How Much Is Enough?
When we experience a great shock - when our world, the world - goes off an unpleasant, unforeseen tangent - it is natural to try to interrogate our situation. Why did it happen? What were we doing wrong? Perhaps we were on the wrong track?
We also search for new wisdom from half-forgotten fragments of old wisdom. Our own book, the book my son Edward and I wrote called How Much is Enough? started from exactly such an interrogation.
We drew our inspiration from two thinkers who, separated widely by time, seemed to be on the same length: Aristotle and the economist John Maynard Keynes. With Edward it was more Aristotle, with me more Keynes.
I had after all written a three volume biography of Keynes. I felt IContinue reading...
Russia in the World
EBRD Business Forum
| Monday, May 21, 2007
Russia’s integration into the world economy has been based on energy. Energy is predominant both in its domestic economy and foreign trade. In 2006, oil and gas made up 40% of GDP, and 60% of Russia’s exports. Since 2000 rising oil export revenues have been the main driver of GDP growth, as the price of Urals oil rose from below $10 a barrel to over $60.
Who would have predicted such an outcome a hundred years ago? Russia started to industrialise at the end of the 19th century. Industrialisation was the core of the Soviet developmental strategy. Its aim was to catch up with the United States and then overtake it, showing the superiority of central planning to the market.
Central planning did succeed in making the Soviet Union a
All contributors to the NYRB have their Bob Silvers anecdote. For me Bob is indirectly responsible for a great piece of good fortune. Om 2000 I wrote a long review of a book on Karl Marx –all reviews in the NYRB are long. Much to my surprise I received a letter from an Americfriend telling me that a chief executive officer of a leading US financial company had seen my article, liked it, and would I be willing to meet him. Soon after this I had breakfast with the said financial tycoon in London, as a result of which he asked me to join the Board of his company. They are both here in Oxford today.
I couldn’t help thinking how ironic it was for me to be clambering into the citadel of American finance on Karl Marx’s shoulders. Marx
Rotary Club Speech
| Sunday, January 07, 2007
How solid is Russia’s economy? How solid is its political system? How reliable is it as a partner? .My remarks will be analytic, not imperative. That is, they will not consist of exhortation. We know what Russia should be doing (ie., what we want it to do). The Financial Times tell us almost every day. The point is to understand the structural tendencies of the Russian system.
Let’s start with the economy.
Headline figures of Russian economic growth under Putin tell a spectacular success story.
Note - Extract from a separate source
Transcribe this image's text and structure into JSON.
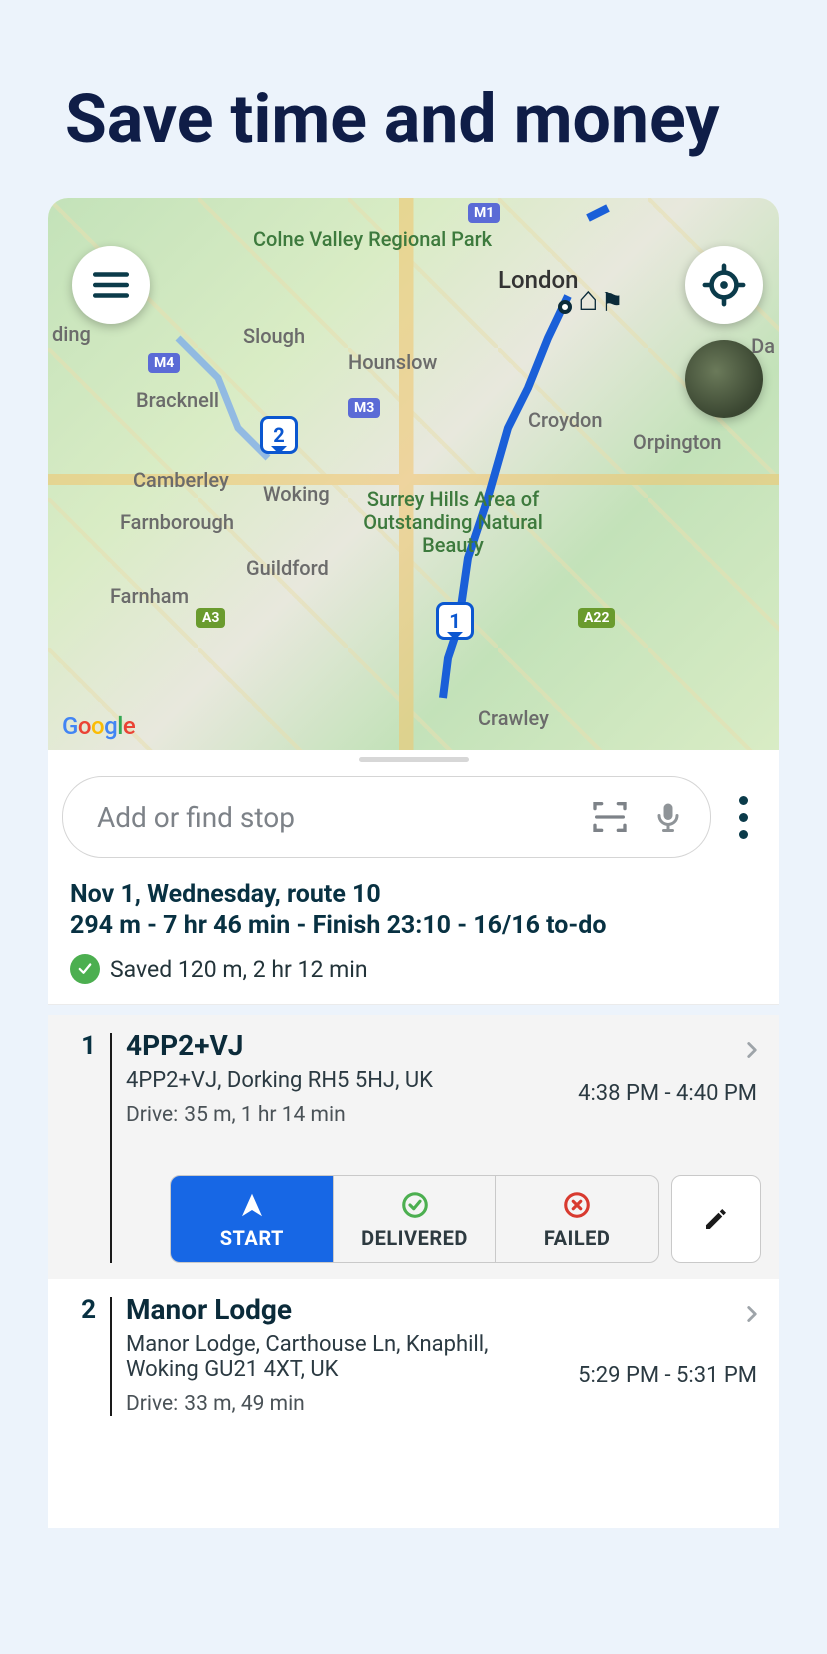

Real GDP growth between 1999-2005 has averaged 6.7%. GDP at market exchange rates was $200bn. in 1999 and $800bn. now, making Russia the tenth largest economy in the world. GDP per capita in PPP is $12,500, or double that of 1999, about the